» Aim of the exercise
Would you print the records below without changing anything?

» Dataset entries
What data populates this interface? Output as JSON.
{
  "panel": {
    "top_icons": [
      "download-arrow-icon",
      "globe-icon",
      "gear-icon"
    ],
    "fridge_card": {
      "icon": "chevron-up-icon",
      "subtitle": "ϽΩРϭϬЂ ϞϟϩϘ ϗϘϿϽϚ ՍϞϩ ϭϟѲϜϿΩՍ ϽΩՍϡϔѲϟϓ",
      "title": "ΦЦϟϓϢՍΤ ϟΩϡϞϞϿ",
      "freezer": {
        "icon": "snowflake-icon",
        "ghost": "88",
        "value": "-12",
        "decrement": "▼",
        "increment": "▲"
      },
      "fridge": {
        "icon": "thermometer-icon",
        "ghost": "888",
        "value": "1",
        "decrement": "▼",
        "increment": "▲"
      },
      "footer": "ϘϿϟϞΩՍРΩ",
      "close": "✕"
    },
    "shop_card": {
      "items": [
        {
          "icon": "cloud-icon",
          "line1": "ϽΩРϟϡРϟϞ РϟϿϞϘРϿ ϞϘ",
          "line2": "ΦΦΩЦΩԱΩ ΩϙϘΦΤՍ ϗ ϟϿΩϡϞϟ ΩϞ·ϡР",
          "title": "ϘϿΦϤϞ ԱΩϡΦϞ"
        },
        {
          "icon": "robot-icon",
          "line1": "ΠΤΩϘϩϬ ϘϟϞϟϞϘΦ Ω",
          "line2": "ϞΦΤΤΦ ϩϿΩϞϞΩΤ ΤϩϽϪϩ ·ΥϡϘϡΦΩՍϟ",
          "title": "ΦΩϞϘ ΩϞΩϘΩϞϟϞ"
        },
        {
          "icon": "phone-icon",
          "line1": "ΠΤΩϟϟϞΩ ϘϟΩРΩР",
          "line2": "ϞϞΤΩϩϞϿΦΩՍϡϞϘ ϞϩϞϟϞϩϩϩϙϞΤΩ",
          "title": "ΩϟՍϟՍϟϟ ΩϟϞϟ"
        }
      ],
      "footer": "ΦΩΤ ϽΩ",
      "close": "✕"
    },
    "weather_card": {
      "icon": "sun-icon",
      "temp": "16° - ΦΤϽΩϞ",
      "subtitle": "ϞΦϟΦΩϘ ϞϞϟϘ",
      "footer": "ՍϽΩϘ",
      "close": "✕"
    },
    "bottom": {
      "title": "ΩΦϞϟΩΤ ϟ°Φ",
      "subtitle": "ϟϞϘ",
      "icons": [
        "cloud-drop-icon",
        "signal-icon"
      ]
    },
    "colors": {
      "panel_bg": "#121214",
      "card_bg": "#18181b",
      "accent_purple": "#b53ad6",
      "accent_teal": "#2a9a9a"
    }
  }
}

» Task output
What data populates this interface? Output as JSON.
{
  "panel": {
    "top_icons": [
      "download-arrow-icon",
      "globe-icon",
      "gear-icon"
    ],
    "fridge_card": {
      "icon": "chevron-up-icon",
      "subtitle": "ϽΩРϭϬЂ ϞϟϩϘ ϗϘϿϽϚ ՍϞϩ ϭϟѲϜϿΩՍ ϽΩՍϡϔѲϟϓ",
      "title": "ΦЦϟϓϢՍΤ ϟΩϡϞϞϿ",
      "freezer": {
        "icon": "snowflake-icon",
        "ghost": "88",
        "value": "-12",
        "decrement": "▼",
        "increment": "▲"
      },
      "fridge": {
        "icon": "thermometer-icon",
        "ghost": "888",
        "value": "1",
        "decrement": "▼",
        "increment": "▲"
      },
      "footer": "ϘϿϟϞΩՍРΩ",
      "close": "✕"
    },
    "shop_card": {
      "items": [
        {
          "icon": "cloud-icon",
          "line1": "ϽΩРϟϡРϟϞ РϟϿϞϘРϿ ϞϘ",
          "line2": "ΦΦΩЦΩԱΩ ΩϙϘΦΤՍ ϗ ϟϿΩϡϞϟ ΩϞ·ϡР",
          "title": "ϘϿΦϤϞ ԱΩϡΦϞ"
        },
        {
          "icon": "robot-icon",
          "line1": "ΠΤΩϘϩϬ ϘϟϞϟϞϘΦ Ω",
          "line2": "ϞΦΤΤΦ ϩϿΩϞϞΩΤ ΤϩϽϪϩ ·ΥϡϘϡΦΩՍϟ",
          "title": "ΦΩϞϘ ΩϞΩϘΩϞϟϞ"
        },
        {
          "icon": "phone-icon",
          "line1": "ΠΤΩϟϟϞΩ ϘϟΩРΩР",
          "line2": "ϞϞΤΩϩϞϿΦΩՍϡϞϘ ϞϩϞϟϞϩϩϩϙϞΤΩ",
          "title": "ΩϟՍϟՍϟϟ ΩϟϞϟ"
        }
      ],
      "footer": "ΦΩΤ ϽΩ",
      "close": "✕"
    },
    "weather_card": {
      "icon": "sun-icon",
      "temp": "16° - ΦΤϽΩϞ",
      "subtitle": "ϞΦϟΦΩϘ ϞϞϟϘ",
      "footer": "ՍϽΩϘ",
      "close": "✕"
    },
    "bottom": {
      "title": "ΩΦϞϟΩΤ ϟ°Φ",
      "subtitle": "ϟϞϘ",
      "icons": [
        "cloud-drop-icon",
        "signal-icon"
      ]
    },
    "colors": {
      "panel_bg": "#121214",
      "card_bg": "#18181b",
      "accent_purple": "#b53ad6",
      "accent_teal": "#2a9a9a"
    }
  }
}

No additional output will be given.